* [REQUIRED WORK]:
Every line of the data should be output word for word.

* [Collected data entries]:
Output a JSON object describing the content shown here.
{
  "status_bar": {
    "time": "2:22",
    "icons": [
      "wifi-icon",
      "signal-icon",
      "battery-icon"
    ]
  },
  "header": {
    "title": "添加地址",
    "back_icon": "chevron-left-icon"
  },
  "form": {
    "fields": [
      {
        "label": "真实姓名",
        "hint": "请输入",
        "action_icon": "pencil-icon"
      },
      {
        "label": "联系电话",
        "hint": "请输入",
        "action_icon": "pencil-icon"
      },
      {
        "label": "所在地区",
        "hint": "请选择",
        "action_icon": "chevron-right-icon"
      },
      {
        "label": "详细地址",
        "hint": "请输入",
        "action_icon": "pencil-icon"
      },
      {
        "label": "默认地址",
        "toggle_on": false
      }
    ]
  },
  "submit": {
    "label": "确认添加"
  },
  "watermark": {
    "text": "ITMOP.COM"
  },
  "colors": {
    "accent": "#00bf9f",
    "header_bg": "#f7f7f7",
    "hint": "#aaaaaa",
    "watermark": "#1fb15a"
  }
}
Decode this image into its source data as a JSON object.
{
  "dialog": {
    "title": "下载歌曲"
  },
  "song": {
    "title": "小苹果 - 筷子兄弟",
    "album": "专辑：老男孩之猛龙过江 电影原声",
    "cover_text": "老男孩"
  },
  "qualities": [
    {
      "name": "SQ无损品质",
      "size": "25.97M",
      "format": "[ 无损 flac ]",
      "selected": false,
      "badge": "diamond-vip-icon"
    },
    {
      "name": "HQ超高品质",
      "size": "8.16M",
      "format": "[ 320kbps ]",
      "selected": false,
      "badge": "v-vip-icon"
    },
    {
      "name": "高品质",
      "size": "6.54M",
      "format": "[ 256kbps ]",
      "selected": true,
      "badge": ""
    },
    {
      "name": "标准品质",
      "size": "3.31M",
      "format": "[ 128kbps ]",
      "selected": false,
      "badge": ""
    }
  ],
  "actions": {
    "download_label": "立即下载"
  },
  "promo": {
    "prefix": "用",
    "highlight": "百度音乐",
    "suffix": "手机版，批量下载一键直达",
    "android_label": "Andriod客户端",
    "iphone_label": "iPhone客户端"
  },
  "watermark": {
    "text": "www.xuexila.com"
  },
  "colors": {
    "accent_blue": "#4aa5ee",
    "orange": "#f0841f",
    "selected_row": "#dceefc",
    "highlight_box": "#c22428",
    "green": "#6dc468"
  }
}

* [FINISHED EXERCISE]:
Output a JSON object describing the content shown here.
{
  "status_bar": {
    "time": "2:22",
    "icons": [
      "wifi-icon",
      "signal-icon",
      "battery-icon"
    ]
  },
  "header": {
    "title": "添加地址",
    "back_icon": "chevron-left-icon"
  },
  "form": {
    "fields": [
      {
        "label": "真实姓名",
        "hint": "请输入",
        "action_icon": "pencil-icon"
      },
      {
        "label": "联系电话",
        "hint": "请输入",
        "action_icon": "pencil-icon"
      },
      {
        "label": "所在地区",
        "hint": "请选择",
        "action_icon": "chevron-right-icon"
      },
      {
        "label": "详细地址",
        "hint": "请输入",
        "action_icon": "pencil-icon"
      },
      {
        "label": "默认地址",
        "toggle_on": false
      }
    ]
  },
  "submit": {
    "label": "确认添加"
  },
  "watermark": {
    "text": "ITMOP.COM"
  },
  "colors": {
    "accent": "#00bf9f",
    "header_bg": "#f7f7f7",
    "hint": "#aaaaaa",
    "watermark": "#1fb15a"
  }
}
Decode this image into its source data as a JSON object.
{
  "dialog": {
    "title": "下载歌曲"
  },
  "song": {
    "title": "小苹果 - 筷子兄弟",
    "album": "专辑：老男孩之猛龙过江 电影原声",
    "cover_text": "老男孩"
  },
  "qualities": [
    {
      "name": "SQ无损品质",
      "size": "25.97M",
      "format": "[ 无损 flac ]",
      "selected": false,
      "badge": "diamond-vip-icon"
    },
    {
      "name": "HQ超高品质",
      "size": "8.16M",
      "format": "[ 320kbps ]",
      "selected": false,
      "badge": "v-vip-icon"
    },
    {
      "name": "高品质",
      "size": "6.54M",
      "format": "[ 256kbps ]",
      "selected": true,
      "badge": ""
    },
    {
      "name": "标准品质",
      "size": "3.31M",
      "format": "[ 128kbps ]",
      "selected": false,
      "badge": ""
    }
  ],
  "actions": {
    "download_label": "立即下载"
  },
  "promo": {
    "prefix": "用",
    "highlight": "百度音乐",
    "suffix": "手机版，批量下载一键直达",
    "android_label": "Andriod客户端",
    "iphone_label": "iPhone客户端"
  },
  "watermark": {
    "text": "www.xuexila.com"
  },
  "colors": {
    "accent_blue": "#4aa5ee",
    "orange": "#f0841f",
    "selected_row": "#dceefc",
    "highlight_box": "#c22428",
    "green": "#6dc468"
  }
}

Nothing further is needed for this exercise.